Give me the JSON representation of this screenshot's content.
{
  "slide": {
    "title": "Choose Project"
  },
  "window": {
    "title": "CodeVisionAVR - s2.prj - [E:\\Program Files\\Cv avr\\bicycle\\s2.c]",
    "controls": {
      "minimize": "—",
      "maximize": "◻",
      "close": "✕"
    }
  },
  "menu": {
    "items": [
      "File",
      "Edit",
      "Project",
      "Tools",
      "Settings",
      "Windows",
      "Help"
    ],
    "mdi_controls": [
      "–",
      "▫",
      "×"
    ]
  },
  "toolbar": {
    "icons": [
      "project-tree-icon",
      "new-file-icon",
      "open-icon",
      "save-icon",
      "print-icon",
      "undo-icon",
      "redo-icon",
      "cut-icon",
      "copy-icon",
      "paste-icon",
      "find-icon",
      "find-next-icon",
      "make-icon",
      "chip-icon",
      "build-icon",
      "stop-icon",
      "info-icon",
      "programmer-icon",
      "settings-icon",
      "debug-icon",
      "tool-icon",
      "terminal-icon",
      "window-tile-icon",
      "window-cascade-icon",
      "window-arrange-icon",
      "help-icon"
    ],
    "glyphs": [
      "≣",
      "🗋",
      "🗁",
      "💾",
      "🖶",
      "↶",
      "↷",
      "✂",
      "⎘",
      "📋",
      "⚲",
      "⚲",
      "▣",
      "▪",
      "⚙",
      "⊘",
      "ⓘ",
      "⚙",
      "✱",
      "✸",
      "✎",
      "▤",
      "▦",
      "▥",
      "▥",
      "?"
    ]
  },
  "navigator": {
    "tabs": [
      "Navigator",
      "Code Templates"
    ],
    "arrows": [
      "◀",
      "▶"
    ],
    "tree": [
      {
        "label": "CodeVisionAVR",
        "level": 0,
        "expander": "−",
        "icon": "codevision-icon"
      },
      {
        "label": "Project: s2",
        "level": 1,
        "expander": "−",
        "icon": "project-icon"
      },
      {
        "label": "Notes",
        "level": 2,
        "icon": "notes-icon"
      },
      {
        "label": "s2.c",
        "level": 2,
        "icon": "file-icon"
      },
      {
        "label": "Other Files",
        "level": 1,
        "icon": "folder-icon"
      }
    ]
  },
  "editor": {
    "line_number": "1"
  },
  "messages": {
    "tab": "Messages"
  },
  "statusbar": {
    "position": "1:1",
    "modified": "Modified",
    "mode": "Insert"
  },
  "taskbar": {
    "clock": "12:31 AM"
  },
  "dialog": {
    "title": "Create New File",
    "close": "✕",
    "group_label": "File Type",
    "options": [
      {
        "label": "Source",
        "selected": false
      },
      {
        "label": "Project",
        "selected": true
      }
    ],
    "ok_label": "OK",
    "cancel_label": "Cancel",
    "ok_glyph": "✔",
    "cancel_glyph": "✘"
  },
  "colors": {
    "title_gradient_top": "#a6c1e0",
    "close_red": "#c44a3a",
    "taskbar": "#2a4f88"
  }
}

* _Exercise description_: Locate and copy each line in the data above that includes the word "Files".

* _Expected answer_:
    "title": "CodeVisionAVR - s2.prj - [E:\\Program Files\\Cv avr\\bicycle\\s2.c]",
        "label": "Other Files",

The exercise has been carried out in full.